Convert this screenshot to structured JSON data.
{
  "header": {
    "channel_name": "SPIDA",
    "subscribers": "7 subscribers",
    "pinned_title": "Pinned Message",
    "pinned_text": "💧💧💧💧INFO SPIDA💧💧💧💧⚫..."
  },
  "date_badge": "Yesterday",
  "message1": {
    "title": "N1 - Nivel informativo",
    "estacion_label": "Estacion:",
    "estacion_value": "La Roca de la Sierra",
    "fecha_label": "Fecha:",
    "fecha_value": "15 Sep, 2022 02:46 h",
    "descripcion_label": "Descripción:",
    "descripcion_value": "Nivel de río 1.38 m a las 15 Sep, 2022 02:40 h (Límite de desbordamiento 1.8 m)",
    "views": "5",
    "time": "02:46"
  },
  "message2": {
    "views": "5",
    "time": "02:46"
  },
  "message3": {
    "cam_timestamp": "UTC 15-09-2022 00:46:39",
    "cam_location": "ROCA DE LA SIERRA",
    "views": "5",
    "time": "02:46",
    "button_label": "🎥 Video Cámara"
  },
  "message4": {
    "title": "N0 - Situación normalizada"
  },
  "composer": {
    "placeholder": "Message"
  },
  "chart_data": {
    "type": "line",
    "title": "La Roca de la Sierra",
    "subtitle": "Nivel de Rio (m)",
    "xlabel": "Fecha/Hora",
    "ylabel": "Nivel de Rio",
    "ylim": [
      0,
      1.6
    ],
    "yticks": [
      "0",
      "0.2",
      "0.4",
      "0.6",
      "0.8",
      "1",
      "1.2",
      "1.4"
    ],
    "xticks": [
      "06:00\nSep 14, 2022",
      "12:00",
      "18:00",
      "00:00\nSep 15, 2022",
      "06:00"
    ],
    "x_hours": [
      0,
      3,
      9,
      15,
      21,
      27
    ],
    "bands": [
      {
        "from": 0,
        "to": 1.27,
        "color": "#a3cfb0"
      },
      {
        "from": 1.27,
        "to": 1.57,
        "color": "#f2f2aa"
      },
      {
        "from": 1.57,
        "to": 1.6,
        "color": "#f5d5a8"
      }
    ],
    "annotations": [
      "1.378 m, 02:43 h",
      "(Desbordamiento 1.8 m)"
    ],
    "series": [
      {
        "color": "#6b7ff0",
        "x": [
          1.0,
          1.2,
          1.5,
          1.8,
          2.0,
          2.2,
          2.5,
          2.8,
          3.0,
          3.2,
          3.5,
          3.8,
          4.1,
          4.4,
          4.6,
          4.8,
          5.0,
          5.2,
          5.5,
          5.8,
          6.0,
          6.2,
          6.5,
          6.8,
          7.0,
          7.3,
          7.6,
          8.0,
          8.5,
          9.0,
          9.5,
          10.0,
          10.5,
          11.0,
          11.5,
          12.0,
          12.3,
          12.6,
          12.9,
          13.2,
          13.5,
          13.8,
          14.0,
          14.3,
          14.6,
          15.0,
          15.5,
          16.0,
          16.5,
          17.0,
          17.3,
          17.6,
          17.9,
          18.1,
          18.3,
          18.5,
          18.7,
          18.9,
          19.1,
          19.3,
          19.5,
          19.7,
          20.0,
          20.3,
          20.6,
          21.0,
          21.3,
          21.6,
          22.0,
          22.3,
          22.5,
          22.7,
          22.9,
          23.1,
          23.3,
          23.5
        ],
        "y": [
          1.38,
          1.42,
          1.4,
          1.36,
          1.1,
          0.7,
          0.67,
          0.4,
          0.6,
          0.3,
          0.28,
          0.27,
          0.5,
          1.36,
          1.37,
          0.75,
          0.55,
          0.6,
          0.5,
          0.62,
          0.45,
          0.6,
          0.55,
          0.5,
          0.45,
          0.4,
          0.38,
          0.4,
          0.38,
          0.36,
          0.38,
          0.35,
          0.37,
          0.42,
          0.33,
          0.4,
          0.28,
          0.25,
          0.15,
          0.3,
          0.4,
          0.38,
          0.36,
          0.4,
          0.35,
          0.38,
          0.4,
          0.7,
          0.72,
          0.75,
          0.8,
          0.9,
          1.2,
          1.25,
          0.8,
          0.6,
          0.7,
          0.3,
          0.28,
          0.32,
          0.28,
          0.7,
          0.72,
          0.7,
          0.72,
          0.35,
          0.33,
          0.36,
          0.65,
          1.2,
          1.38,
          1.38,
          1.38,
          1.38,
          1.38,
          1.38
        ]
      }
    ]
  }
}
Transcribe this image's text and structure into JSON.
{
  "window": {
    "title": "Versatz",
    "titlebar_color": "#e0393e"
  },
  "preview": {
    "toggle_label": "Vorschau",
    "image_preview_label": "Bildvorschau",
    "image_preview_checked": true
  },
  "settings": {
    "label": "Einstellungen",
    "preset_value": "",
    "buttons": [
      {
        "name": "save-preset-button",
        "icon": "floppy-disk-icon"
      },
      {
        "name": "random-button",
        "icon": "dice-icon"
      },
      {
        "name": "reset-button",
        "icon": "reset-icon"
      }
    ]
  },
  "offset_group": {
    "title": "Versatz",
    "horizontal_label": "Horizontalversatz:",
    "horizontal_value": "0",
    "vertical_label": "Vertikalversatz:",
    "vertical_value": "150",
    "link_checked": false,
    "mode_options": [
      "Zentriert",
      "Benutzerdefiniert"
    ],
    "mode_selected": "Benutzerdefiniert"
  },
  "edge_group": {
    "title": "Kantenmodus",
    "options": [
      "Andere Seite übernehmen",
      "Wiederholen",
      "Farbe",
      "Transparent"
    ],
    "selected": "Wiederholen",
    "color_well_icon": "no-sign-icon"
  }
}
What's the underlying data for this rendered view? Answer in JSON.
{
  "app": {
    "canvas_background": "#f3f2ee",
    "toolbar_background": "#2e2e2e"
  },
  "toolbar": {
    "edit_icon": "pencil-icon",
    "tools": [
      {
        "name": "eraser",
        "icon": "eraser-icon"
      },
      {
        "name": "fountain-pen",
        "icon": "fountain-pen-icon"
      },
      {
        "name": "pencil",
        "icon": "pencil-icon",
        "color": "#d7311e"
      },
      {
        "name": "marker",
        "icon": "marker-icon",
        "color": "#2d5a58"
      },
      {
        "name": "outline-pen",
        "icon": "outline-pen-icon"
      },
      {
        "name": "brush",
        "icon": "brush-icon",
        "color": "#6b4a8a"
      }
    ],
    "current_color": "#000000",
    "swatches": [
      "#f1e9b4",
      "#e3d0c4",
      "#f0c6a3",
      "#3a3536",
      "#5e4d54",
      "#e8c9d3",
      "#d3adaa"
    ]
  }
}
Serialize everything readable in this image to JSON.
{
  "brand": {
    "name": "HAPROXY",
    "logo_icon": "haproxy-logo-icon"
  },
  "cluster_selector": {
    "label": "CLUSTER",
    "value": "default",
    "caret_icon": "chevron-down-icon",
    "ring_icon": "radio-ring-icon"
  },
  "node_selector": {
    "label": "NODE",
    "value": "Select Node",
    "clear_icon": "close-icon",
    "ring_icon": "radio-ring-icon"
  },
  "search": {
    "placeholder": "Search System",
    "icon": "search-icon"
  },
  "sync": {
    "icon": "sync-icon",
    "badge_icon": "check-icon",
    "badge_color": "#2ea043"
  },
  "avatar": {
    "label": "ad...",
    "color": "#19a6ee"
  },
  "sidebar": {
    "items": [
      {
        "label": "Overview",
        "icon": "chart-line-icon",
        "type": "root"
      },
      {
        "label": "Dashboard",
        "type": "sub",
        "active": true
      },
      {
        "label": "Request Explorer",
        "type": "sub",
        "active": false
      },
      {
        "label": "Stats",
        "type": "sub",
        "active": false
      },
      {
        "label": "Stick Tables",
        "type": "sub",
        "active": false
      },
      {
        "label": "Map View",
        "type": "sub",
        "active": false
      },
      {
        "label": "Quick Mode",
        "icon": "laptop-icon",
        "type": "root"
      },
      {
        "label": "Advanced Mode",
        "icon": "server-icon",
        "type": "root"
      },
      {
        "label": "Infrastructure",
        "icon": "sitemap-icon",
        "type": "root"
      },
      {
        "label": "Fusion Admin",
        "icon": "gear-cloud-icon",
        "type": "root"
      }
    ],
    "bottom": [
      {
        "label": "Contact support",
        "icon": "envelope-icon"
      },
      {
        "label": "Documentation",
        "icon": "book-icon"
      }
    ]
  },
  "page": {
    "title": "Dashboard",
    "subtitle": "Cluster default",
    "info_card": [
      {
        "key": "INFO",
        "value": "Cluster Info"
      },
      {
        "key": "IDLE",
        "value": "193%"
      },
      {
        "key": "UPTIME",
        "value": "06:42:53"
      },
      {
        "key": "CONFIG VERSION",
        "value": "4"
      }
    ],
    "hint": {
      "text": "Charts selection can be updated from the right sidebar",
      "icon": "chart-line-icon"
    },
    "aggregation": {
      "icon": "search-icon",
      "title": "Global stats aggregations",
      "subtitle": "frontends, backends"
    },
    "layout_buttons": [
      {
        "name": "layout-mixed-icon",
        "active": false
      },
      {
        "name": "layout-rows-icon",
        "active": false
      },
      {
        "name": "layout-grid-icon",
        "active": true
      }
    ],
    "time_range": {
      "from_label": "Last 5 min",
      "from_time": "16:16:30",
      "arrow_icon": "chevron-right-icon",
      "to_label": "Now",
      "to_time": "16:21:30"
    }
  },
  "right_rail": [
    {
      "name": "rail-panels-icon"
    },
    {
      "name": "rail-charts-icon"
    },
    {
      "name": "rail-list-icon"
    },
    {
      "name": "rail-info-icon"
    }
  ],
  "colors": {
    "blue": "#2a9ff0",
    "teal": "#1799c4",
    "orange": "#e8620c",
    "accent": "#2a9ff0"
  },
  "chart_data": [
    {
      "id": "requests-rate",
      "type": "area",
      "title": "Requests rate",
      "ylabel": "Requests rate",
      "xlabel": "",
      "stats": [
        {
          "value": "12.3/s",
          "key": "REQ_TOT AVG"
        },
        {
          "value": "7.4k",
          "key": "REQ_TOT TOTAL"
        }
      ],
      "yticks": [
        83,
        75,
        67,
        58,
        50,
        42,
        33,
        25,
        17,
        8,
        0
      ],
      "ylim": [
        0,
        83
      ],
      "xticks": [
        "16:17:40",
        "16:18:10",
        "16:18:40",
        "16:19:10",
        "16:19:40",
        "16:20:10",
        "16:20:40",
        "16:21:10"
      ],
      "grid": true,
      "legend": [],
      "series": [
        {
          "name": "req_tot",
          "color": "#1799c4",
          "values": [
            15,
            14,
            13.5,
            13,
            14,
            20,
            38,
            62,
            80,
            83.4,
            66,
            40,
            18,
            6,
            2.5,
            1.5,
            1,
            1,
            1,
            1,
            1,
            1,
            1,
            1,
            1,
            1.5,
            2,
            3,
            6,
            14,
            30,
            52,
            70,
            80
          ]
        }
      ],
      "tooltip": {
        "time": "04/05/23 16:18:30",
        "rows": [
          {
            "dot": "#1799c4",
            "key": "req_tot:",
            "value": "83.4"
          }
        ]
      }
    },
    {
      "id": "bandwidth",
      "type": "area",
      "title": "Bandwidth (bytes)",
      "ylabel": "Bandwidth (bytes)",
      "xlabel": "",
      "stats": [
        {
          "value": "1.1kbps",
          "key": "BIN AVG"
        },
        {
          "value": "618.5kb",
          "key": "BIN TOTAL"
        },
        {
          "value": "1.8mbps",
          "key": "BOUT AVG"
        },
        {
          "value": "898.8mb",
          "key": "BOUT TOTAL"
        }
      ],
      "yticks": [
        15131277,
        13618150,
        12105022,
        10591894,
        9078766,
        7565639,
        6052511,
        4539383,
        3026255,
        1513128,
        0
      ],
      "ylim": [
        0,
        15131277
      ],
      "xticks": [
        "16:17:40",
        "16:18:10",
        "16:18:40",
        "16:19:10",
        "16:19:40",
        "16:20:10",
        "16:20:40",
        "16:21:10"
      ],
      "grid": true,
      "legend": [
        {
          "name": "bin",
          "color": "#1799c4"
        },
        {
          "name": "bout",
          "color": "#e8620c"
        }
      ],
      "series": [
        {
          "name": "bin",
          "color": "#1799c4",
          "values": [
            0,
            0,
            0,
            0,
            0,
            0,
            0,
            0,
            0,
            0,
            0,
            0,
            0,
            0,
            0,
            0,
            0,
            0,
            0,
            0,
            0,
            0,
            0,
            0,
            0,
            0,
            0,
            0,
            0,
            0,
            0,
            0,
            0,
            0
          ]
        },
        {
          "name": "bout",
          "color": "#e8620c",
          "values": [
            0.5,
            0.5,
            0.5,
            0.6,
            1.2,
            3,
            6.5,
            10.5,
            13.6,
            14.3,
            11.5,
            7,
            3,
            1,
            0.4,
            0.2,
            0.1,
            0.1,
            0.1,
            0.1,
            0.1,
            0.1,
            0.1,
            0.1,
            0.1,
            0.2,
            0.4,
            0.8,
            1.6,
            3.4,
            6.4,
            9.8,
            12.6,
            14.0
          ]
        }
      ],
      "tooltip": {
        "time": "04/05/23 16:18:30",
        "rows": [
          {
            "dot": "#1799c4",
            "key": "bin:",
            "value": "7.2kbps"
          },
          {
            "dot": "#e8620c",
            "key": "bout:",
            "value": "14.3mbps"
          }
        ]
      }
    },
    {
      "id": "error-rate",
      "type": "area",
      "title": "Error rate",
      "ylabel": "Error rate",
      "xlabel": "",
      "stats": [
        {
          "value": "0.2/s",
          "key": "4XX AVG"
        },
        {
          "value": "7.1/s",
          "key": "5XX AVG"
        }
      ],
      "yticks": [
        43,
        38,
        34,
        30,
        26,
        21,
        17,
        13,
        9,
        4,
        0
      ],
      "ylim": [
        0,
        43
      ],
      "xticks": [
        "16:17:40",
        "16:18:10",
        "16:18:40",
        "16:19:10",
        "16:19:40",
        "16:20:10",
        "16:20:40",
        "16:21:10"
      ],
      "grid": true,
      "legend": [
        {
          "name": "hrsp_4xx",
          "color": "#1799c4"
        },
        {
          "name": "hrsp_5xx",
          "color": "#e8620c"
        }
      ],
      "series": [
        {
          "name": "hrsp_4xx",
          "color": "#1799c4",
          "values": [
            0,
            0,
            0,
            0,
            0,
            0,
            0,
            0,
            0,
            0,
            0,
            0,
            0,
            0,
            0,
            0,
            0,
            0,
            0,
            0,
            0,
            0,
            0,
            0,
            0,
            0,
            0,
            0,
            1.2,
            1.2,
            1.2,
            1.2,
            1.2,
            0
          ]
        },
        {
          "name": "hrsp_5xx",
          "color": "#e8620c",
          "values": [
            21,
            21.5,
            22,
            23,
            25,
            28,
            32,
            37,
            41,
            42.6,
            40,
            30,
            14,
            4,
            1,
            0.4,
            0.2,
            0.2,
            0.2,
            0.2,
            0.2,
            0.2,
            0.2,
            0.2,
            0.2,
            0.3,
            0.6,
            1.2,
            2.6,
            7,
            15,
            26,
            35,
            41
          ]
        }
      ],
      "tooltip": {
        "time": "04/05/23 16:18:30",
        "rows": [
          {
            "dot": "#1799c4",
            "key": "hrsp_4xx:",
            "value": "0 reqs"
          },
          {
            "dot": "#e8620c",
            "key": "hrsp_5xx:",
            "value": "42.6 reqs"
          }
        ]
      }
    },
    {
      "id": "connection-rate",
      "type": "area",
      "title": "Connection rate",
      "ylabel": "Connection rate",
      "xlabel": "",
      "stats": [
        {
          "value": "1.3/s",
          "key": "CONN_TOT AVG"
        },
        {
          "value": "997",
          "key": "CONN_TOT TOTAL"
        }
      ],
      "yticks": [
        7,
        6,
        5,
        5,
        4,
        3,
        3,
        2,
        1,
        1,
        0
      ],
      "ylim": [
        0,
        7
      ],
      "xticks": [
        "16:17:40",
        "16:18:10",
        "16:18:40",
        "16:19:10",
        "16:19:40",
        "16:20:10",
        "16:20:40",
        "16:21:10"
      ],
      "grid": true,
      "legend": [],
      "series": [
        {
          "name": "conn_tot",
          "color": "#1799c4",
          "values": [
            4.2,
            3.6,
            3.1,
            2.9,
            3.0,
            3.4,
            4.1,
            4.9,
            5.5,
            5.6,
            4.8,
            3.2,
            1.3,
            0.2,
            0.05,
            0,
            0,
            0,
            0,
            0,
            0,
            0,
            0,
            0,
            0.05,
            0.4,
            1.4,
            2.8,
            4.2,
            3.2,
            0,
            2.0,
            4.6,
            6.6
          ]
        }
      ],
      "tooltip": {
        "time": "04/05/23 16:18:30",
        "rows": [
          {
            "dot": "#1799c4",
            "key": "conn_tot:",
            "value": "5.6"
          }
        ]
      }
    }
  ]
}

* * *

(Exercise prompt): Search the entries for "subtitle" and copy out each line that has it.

(Answer section):
    "subtitle": "Nivel de Rio (m)",
    "subtitle": "Cluster default",
      "subtitle": "frontends, backends"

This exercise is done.